[Stored data — start]

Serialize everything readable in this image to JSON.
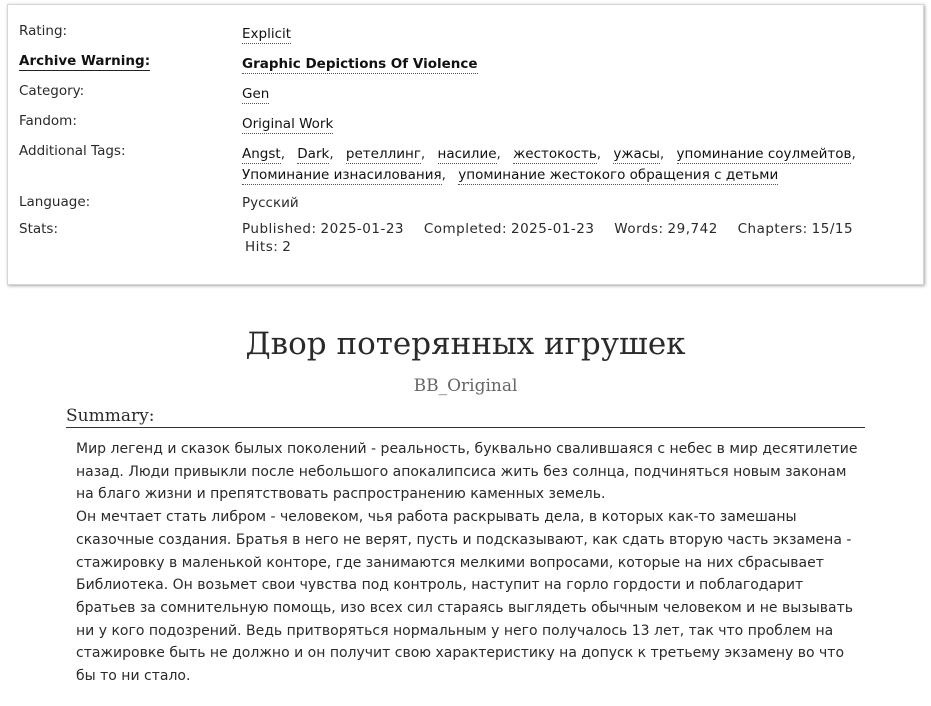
{
  "meta": {
    "rating": {
      "label": "Rating:",
      "value": "Explicit"
    },
    "warning": {
      "label": "Archive Warning:",
      "value": "Graphic Depictions Of Violence"
    },
    "category": {
      "label": "Category:",
      "value": "Gen"
    },
    "fandom": {
      "label": "Fandom:",
      "value": "Original Work"
    },
    "tags": {
      "label": "Additional Tags:",
      "items": [
        "Angst",
        "Dark",
        "ретеллинг",
        "насилие",
        "жестокость",
        "ужасы",
        "упоминание соулмейтов",
        "Упоминание изнасилования",
        "упоминание жестокого обращения с детьми"
      ]
    },
    "language": {
      "label": "Language:",
      "value": "Русский"
    },
    "stats": {
      "label": "Stats:",
      "published_label": "Published:",
      "published": "2025-01-23",
      "completed_label": "Completed:",
      "completed": "2025-01-23",
      "words_label": "Words:",
      "words": "29,742",
      "chapters_label": "Chapters:",
      "chapters": "15/15",
      "hits_label": "Hits:",
      "hits": "2"
    }
  },
  "work": {
    "title": "Двор потерянных игрушек",
    "author": "BB_Original"
  },
  "summary": {
    "heading": "Summary:",
    "paragraphs": [
      "Мир легенд и сказок былых поколений - реальность, буквально свалившаяся с небес в мир десятилетие назад. Люди привыкли после небольшого апокалипсиса жить без солнца, подчиняться новым законам на благо жизни и препятствовать распространению каменных земель.",
      "Он мечтает стать либром - человеком, чья работа раскрывать дела, в которых как-то замешаны сказочные создания. Братья в него не верят, пусть и подсказывают, как сдать вторую часть экзамена - стажировку в маленькой конторе, где занимаются мелкими вопросами, которые на них сбрасывает Библиотека. Он возьмет свои чувства под контроль, наступит на горло гордости и поблагодарит братьев за сомнительную помощь, изо всех сил стараясь выглядеть обычным человеком и не вызывать ни у кого подозрений. Ведь притворяться нормальным у него получалось 13 лет, так что проблем на стажировке быть не должно и он получит свою характеристику на допуск к третьему экзамену во что бы то ни стало."
    ]
  }
}
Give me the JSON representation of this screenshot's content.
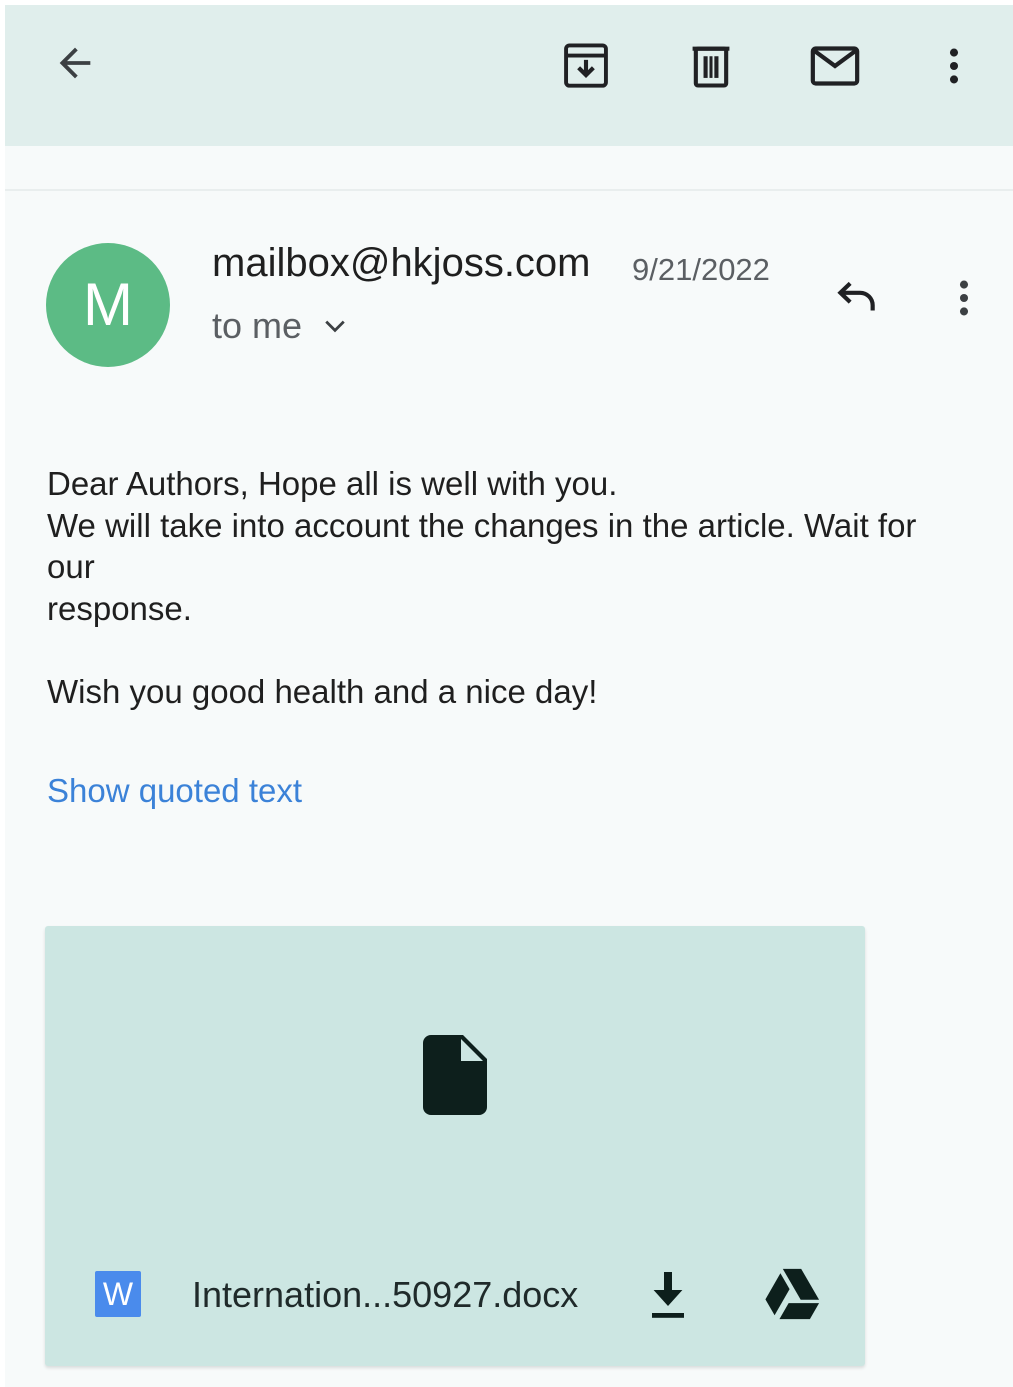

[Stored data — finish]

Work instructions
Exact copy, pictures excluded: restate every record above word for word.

Completed task
Serialize everything readable in this image to JSON.
{
  "meta": {
    "rating": {
      "label": "Rating:",
      "value": "Explicit"
    },
    "warning": {
      "label": "Archive Warning:",
      "value": "Graphic Depictions Of Violence"
    },
    "category": {
      "label": "Category:",
      "value": "Gen"
    },
    "fandom": {
      "label": "Fandom:",
      "value": "Original Work"
    },
    "tags": {
      "label": "Additional Tags:",
      "items": [
        "Angst",
        "Dark",
        "ретеллинг",
        "насилие",
        "жестокость",
        "ужасы",
        "упоминание соулмейтов",
        "Упоминание изнасилования",
        "упоминание жестокого обращения с детьми"
      ]
    },
    "language": {
      "label": "Language:",
      "value": "Русский"
    },
    "stats": {
      "label": "Stats:",
      "published_label": "Published:",
      "published": "2025-01-23",
      "completed_label": "Completed:",
      "completed": "2025-01-23",
      "words_label": "Words:",
      "words": "29,742",
      "chapters_label": "Chapters:",
      "chapters": "15/15",
      "hits_label": "Hits:",
      "hits": "2"
    }
  },
  "work": {
    "title": "Двор потерянных игрушек",
    "author": "BB_Original"
  },
  "summary": {
    "heading": "Summary:",
    "paragraphs": [
      "Мир легенд и сказок былых поколений - реальность, буквально свалившаяся с небес в мир десятилетие назад. Люди привыкли после небольшого апокалипсиса жить без солнца, подчиняться новым законам на благо жизни и препятствовать распространению каменных земель.",
      "Он мечтает стать либром - человеком, чья работа раскрывать дела, в которых как-то замешаны сказочные создания. Братья в него не верят, пусть и подсказывают, как сдать вторую часть экзамена - стажировку в маленькой конторе, где занимаются мелкими вопросами, которые на них сбрасывает Библиотека. Он возьмет свои чувства под контроль, наступит на горло гордости и поблагодарит братьев за сомнительную помощь, изо всех сил стараясь выглядеть обычным человеком и не вызывать ни у кого подозрений. Ведь притворяться нормальным у него получалось 13 лет, так что проблем на стажировке быть не должно и он получит свою характеристику на допуск к третьему экзамену во что бы то ни стало."
    ]
  }
}
Give me the JSON representation of this screenshot's content.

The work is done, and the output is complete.